Sovereigntists triumphant as Ottawa cancels Plains of Abraham battle

MONTREAL - Quebec sovereigntists claimed victory over Ottawa on Tuesday after a re-enactment of the Battle of the Plains of Abraham was turfed from playing out on its original battlefield - or anywhere else in the province.

MONTREAL - Quebec sovereigntists claimed victory over Ottawa on Tuesday after a re-enactment of the Battle of the Plains of Abraham was turfed from playing out on its original battlefield - or anywhere else in the province.

And compared to the original 1759 clash, which featured carnage from musket fire and a barrage of cannonballs between British and French forces, this time no blood was spilled.

"The re-enactment is off, that's great," said Patrick Bourgeois of the Reseau de resistance du Quebecois.

"This thing unleashed passions. But ultimately, the responsibility for all of this is the people who concocted this dim-witted plan."

Mario Beaulieu, president of the Societe Saint-Jean-Baptiste de Montreal, called the National Battlefields Commission's decision to cancel the event a "victory for citizen mobilization."

"It's the federal government, which is controlled by the English-Canadian majority, that wants to commemorate one of the biggest defeats of the Quebecois people on its territory."

Citing major safety and security concerns, the battlefields commission cancelled the re-enactment that had been scheduled for the Plains of Abraham this summer - 250 years after the British triumph.

Quebec sovereigntist groups had promised to protest outside the re-enactment, while some made threats against organizers.

Some sovereigntists said staging the clash would have been an insulting reminder of the defeat of their French ancestors. A plan to hold a masked ball to mark the anniversary also irked opponents.

In Quebec's popular lore, the Battle of the Plains of Abraham is considered the end of francophone autonomy in North America and the start of British dominance.

Horst Dresler, president of the group that had been organizing the event, said he still hopes it goes ahead, possibly in Ontario.

"There is a need to present this commemoration, somewhere, somehow," Dresler said from his home state of Vermont.

Dresler added it will not be held anywhere in Quebec.

"These threats of violence that have been issued towards us would make it totally unsafe for anyone to participate in an event like this," he said.
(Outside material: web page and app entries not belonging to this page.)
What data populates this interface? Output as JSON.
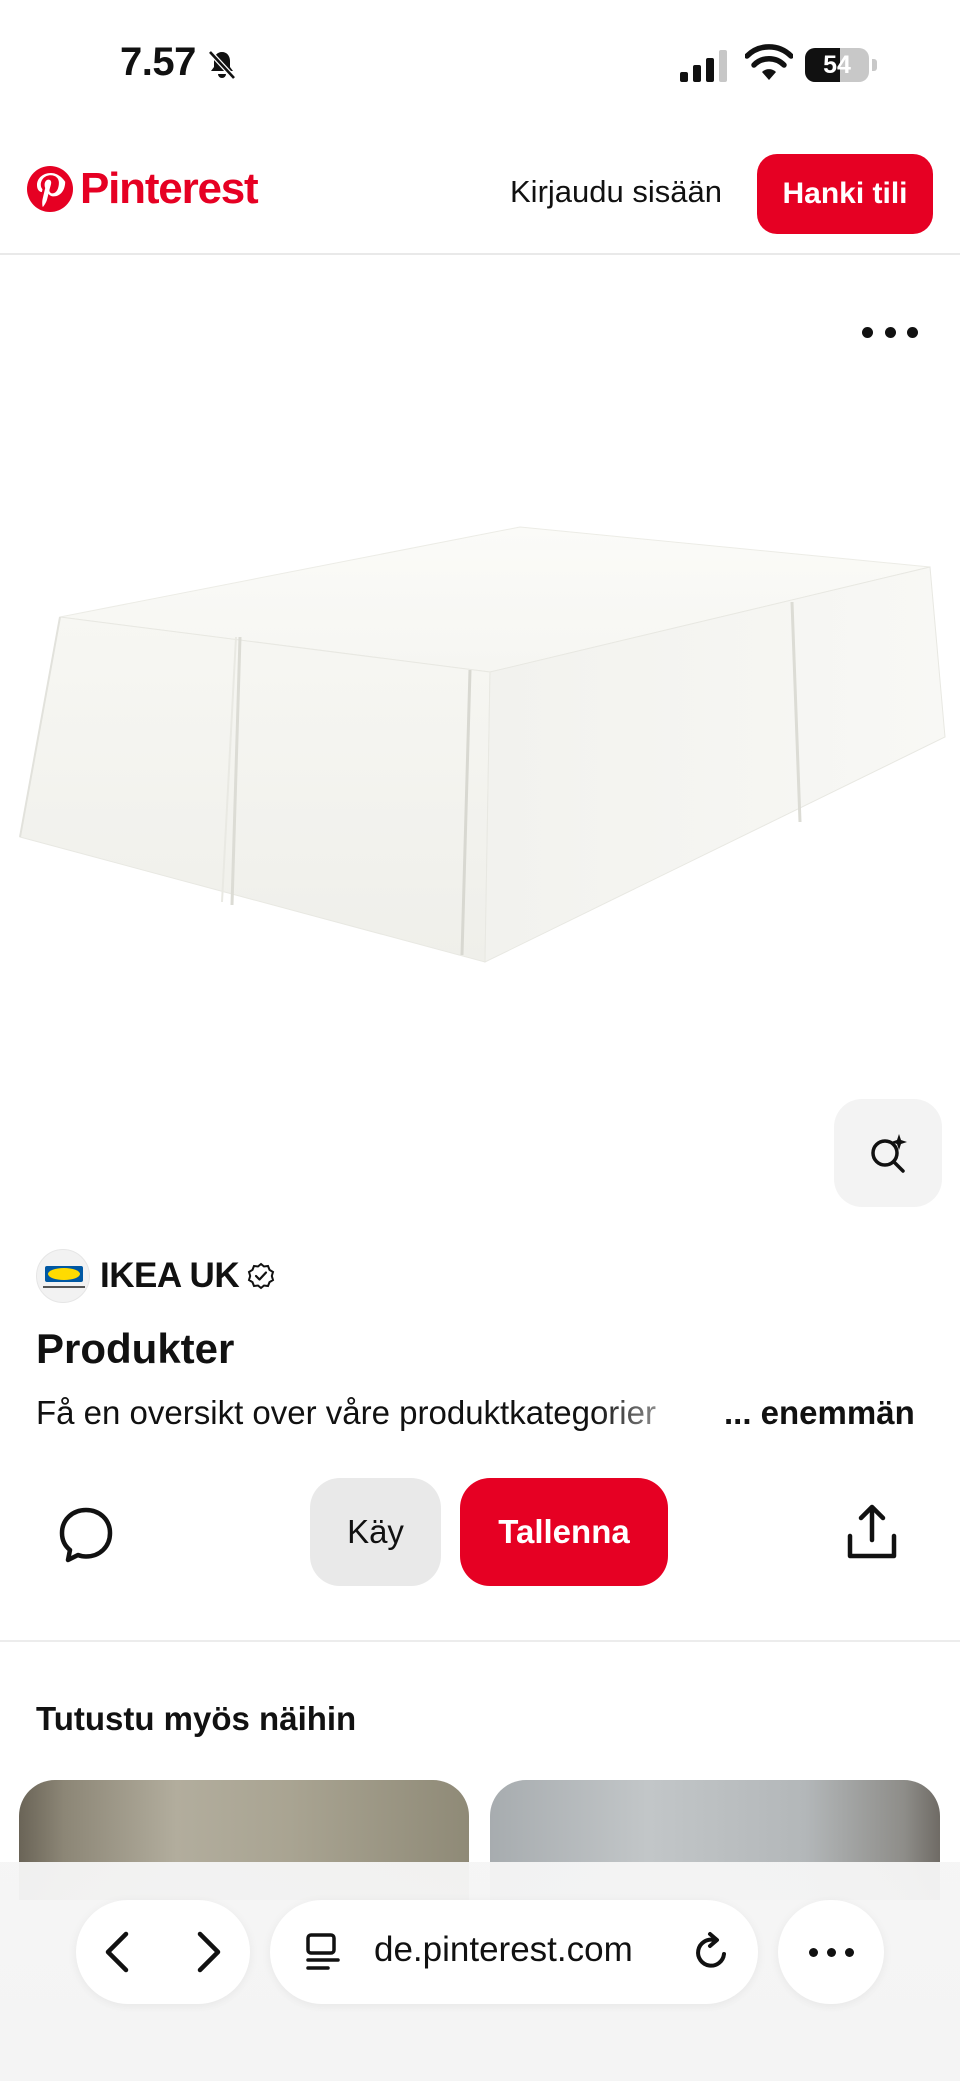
{
  "status_bar": {
    "time": "7.57",
    "battery_level": 54,
    "battery_label": "54",
    "icons": [
      "bell-slash-icon",
      "cellular-signal-icon",
      "wifi-icon",
      "battery-icon"
    ]
  },
  "header": {
    "logo_text": "Pinterest",
    "login_label": "Kirjaudu sisään",
    "signup_label": "Hanki tili",
    "brand_color": "#e60023"
  },
  "pin": {
    "image_subject": "bed-valance-white",
    "creator_name": "IKEA UK",
    "creator_verified": true,
    "title": "Produkter",
    "description": "Få en oversikt over våre produktkategorier",
    "more_label": "... enemmän"
  },
  "actions": {
    "visit_label": "Käy",
    "save_label": "Tallenna",
    "icons": [
      "comment-icon",
      "share-icon",
      "visual-search-icon",
      "more-icon"
    ]
  },
  "related": {
    "title": "Tutustu myös näihin"
  },
  "browser": {
    "url": "de.pinterest.com",
    "icons": [
      "back-icon",
      "forward-icon",
      "reader-icon",
      "reload-icon",
      "more-icon"
    ]
  },
  "colors": {
    "accent": "#e60023",
    "secondary_button": "#e9e9e9",
    "text": "#111111"
  }
}
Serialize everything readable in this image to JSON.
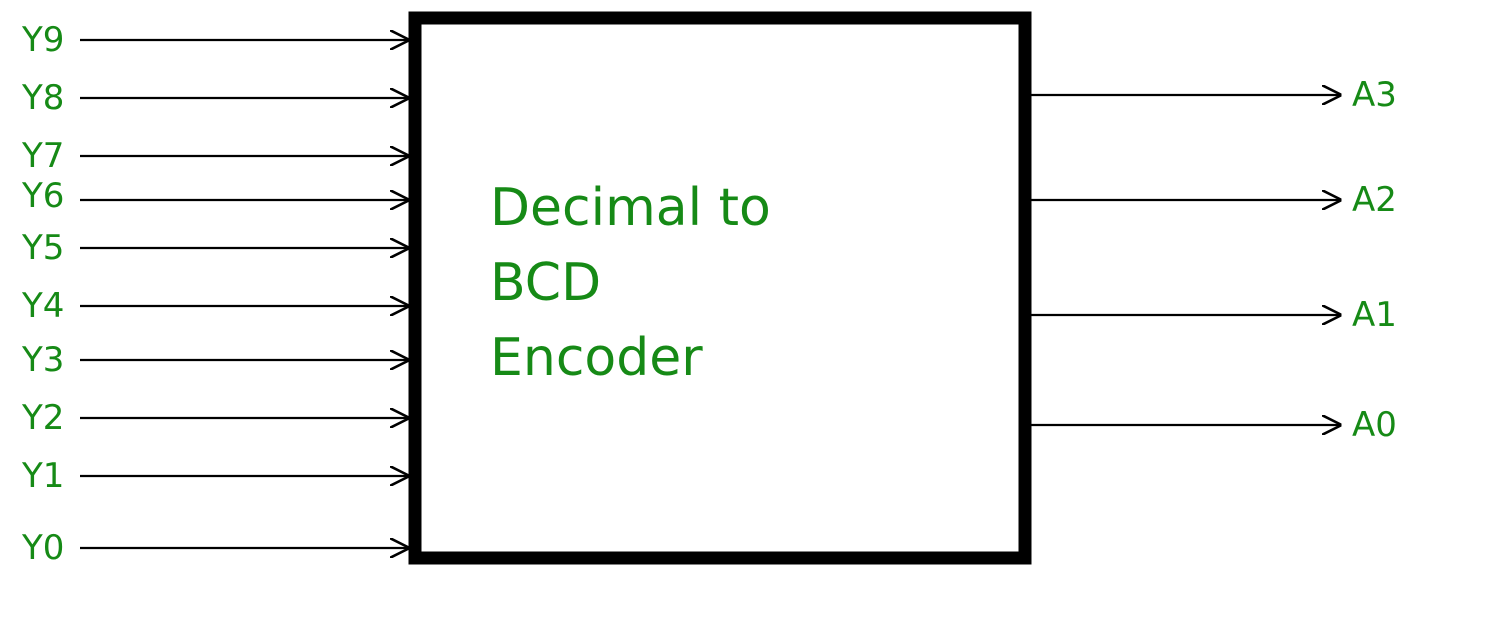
{
  "block": {
    "title_line1": "Decimal to",
    "title_line2": "BCD",
    "title_line3": "Encoder"
  },
  "inputs": [
    {
      "label": "Y9"
    },
    {
      "label": "Y8"
    },
    {
      "label": "Y7"
    },
    {
      "label": "Y6"
    },
    {
      "label": "Y5"
    },
    {
      "label": "Y4"
    },
    {
      "label": "Y3"
    },
    {
      "label": "Y2"
    },
    {
      "label": "Y1"
    },
    {
      "label": "Y0"
    }
  ],
  "outputs": [
    {
      "label": "A3"
    },
    {
      "label": "A2"
    },
    {
      "label": "A1"
    },
    {
      "label": "A0"
    }
  ],
  "colors": {
    "label": "#168a16",
    "wire": "#000000"
  }
}
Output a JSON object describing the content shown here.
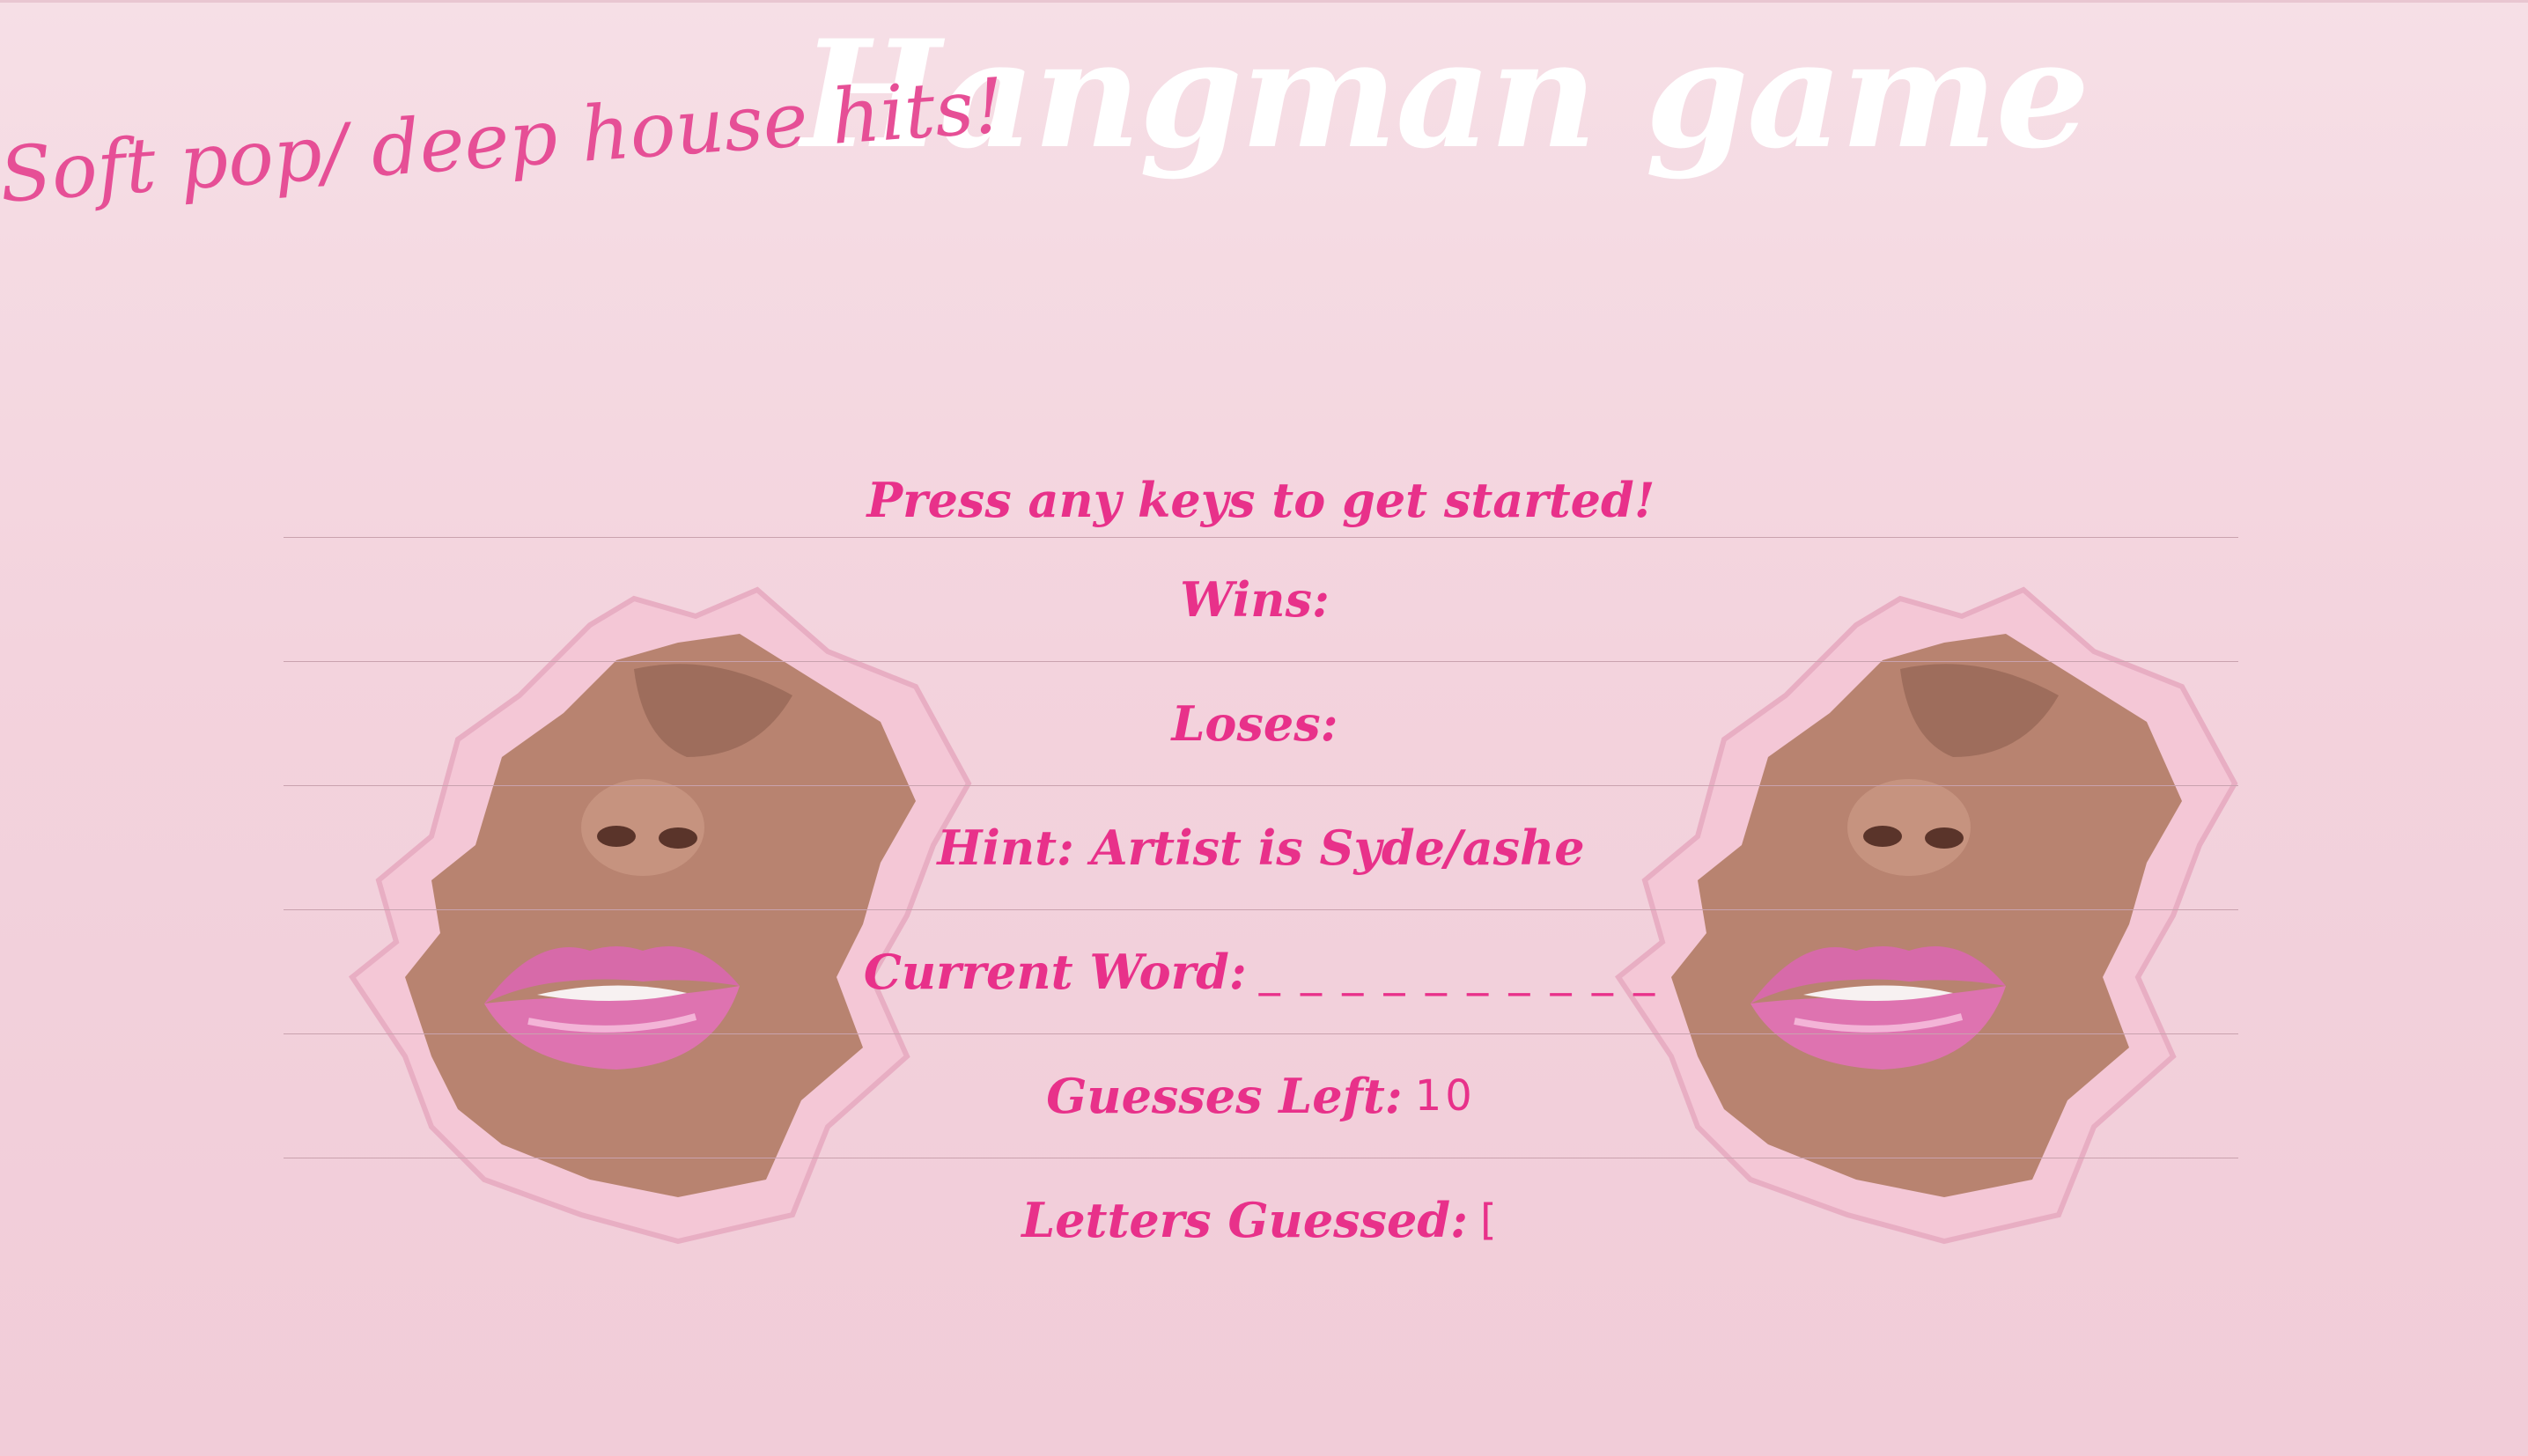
{
  "header": {
    "title": "Hangman game",
    "subtitle": "Soft pop/ deep house hits!"
  },
  "game": {
    "start_prompt": "Press any keys to get started!",
    "wins_label": "Wins:",
    "wins_value": "",
    "loses_label": "Loses:",
    "loses_value": "",
    "hint": "Hint: Artist is Syde/ashe",
    "current_word_label": "Current Word:",
    "current_word_value": "_ _ _ _ _ _ _ _ _ _",
    "guesses_left_label": "Guesses Left:",
    "guesses_left_value": "10",
    "letters_guessed_label": "Letters Guessed:",
    "letters_guessed_value": "["
  },
  "colors": {
    "background": "#f3d3dd",
    "accent_pink": "#e8318a",
    "subtitle_pink": "#e64f96",
    "title_white": "#ffffff",
    "lips": "#d85fa6"
  },
  "images": {
    "left_illustration": "torn-paper-lips-image",
    "right_illustration": "torn-paper-lips-image"
  }
}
"We arrive at a re-enactment with our families and our friends and our children and it's inconceivable to put anyone in harm's way."

He said the battle has been replayed on the grassy fields of the Plains three times in the past 15 years, and each went off without a hitch.

But Beaulieu said the battle shouldn't be replayed anywhere.

"It's not necessarily any more acceptable if it takes place in either Ontario or anywhere else," he said.

"It's like they're telling us they're going to insult us behind our backs."

Asked if his group would protest a re-enactment held in Ontario, Beaulieu replied: "We'll see."

He said he didn't agree with the intimidation tactics, which he claims were launched from both sides.

"For me, I think it's deplorable, but I think it was a true provocation on the part of the federal government," said Beaulieu, who is also demanding that Ottawa hand over control of heritage sites in Quebec to the province.

The battlefields commission said it had no choice but to retreat.

"Given the excessive language and threats we have heard in recent days, we can't as responsible managers risk compromising the safety of families and children who might attend the event," commission head Andre Juneau told a news conference in Quebec City.

"I am announcing that the commission has decided to cancel the re-enactment because of the impossibility of ensuring the safety of the public and the participants."

But Juneau said he is still convinced the event would have been fully justified from a historical point of view.

Canada's heritage minister said he's disappointed the re-enactment was cancelled amid threats from inside the separatist movement.

"That people threatened violence and it resulted in an event of this magnitude being cancelled I think is a real disappointment," James Moore told reporters in Montreal.

"This re-enactment has been planned for a number of years and it's just become a political issue now."

 
 
Latest From ...
Most Popular From ...